The problem:
Collect every line of the records below that contains the word "JSON".

(Dataset rows describing interfaces)

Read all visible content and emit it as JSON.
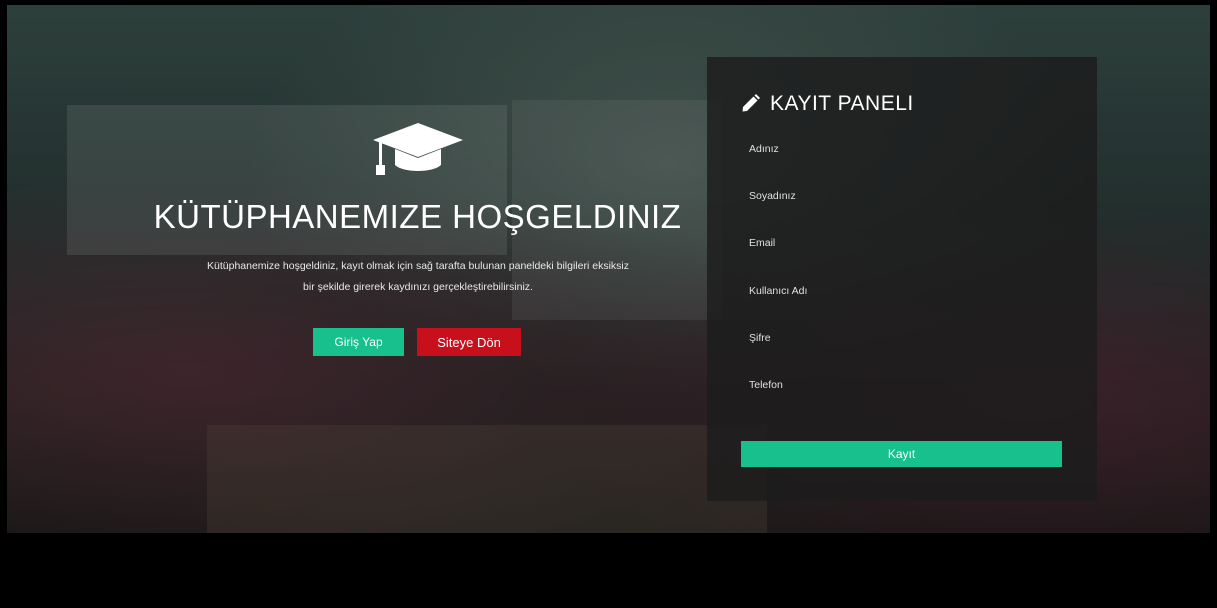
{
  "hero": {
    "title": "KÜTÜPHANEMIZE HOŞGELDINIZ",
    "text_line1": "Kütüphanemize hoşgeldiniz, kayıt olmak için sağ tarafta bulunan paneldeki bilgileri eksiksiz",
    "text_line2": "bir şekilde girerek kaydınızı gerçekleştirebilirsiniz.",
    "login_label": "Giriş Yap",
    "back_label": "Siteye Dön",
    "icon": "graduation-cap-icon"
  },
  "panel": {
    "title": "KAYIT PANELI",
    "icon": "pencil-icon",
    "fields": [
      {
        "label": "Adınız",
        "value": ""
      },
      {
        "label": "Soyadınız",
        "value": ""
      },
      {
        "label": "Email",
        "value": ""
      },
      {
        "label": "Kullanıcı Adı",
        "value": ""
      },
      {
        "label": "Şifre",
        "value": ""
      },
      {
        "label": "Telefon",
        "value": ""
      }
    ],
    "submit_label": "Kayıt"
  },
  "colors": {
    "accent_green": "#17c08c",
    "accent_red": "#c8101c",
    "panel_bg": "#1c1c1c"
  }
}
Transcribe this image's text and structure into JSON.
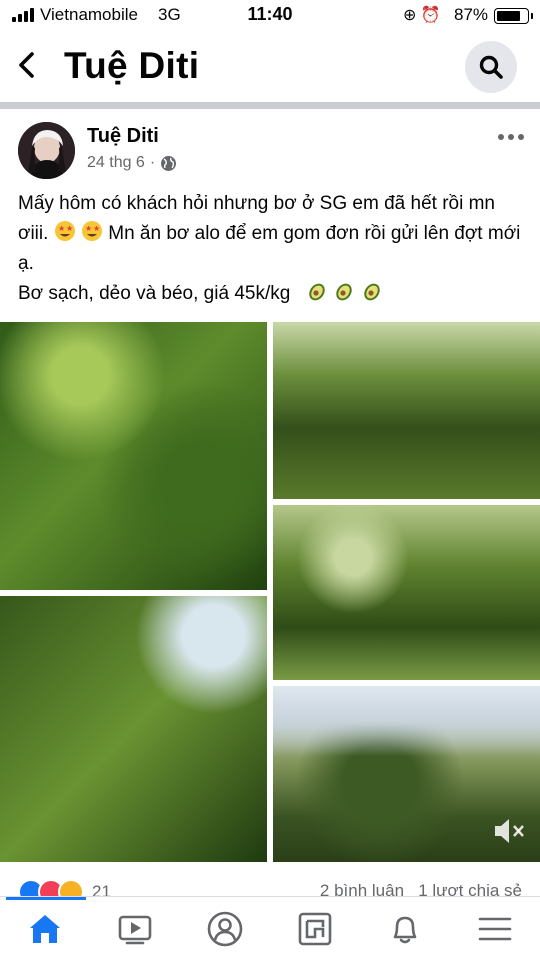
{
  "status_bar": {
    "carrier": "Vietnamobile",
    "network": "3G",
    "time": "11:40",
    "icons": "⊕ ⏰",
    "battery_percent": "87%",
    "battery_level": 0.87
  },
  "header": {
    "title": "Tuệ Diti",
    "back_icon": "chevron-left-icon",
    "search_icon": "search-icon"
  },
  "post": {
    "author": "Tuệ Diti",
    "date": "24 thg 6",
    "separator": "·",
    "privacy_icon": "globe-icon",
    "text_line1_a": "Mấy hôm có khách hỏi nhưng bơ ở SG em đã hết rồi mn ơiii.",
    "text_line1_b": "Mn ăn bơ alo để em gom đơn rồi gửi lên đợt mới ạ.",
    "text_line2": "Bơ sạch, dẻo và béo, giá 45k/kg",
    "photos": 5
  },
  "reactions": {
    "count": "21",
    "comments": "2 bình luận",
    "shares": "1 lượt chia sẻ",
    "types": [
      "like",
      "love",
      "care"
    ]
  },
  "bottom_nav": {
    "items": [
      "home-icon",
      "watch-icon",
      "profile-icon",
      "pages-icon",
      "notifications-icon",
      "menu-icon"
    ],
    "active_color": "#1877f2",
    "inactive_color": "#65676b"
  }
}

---

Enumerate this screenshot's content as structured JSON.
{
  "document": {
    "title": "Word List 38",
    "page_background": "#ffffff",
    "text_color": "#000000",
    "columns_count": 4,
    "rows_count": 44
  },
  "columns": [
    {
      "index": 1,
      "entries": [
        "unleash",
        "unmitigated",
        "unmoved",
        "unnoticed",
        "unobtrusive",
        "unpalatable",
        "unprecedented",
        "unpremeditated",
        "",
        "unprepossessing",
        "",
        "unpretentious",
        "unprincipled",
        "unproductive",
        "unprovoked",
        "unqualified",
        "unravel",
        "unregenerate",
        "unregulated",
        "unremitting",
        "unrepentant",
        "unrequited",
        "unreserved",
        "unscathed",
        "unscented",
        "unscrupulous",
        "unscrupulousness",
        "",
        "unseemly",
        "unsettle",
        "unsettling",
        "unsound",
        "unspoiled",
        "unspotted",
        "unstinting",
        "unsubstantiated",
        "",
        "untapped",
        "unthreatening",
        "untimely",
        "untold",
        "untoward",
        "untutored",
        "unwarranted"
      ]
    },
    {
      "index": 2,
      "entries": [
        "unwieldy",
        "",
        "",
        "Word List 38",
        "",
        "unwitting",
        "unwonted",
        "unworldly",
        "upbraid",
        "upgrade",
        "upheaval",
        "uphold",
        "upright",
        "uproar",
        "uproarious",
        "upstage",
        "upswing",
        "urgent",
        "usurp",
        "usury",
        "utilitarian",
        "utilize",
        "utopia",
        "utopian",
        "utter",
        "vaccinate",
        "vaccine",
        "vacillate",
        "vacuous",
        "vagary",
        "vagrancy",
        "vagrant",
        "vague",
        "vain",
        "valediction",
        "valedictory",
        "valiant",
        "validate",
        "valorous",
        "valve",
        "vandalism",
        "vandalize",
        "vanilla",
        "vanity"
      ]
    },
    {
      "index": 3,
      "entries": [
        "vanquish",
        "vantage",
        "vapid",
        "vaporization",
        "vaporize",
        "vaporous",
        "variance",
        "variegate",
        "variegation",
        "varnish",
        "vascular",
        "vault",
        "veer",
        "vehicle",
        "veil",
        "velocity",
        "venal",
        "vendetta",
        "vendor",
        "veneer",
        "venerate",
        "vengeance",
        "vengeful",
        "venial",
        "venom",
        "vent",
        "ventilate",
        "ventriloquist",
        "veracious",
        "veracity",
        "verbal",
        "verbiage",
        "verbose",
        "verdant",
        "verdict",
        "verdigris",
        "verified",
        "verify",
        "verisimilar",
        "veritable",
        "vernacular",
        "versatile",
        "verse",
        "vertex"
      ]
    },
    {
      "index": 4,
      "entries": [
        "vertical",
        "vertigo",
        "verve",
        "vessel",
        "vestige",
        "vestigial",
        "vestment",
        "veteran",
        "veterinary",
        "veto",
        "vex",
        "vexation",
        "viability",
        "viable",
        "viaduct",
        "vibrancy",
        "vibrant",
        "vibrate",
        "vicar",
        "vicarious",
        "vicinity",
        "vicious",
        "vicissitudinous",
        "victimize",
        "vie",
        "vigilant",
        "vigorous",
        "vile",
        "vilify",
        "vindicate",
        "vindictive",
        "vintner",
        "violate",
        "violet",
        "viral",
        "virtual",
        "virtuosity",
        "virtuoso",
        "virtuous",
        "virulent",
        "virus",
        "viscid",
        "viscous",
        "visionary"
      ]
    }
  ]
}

Solution:
Read all visible content and emit it as JSON.
Transcribe this image's text and structure into JSON.
Enumerate this screenshot's content as structured JSON.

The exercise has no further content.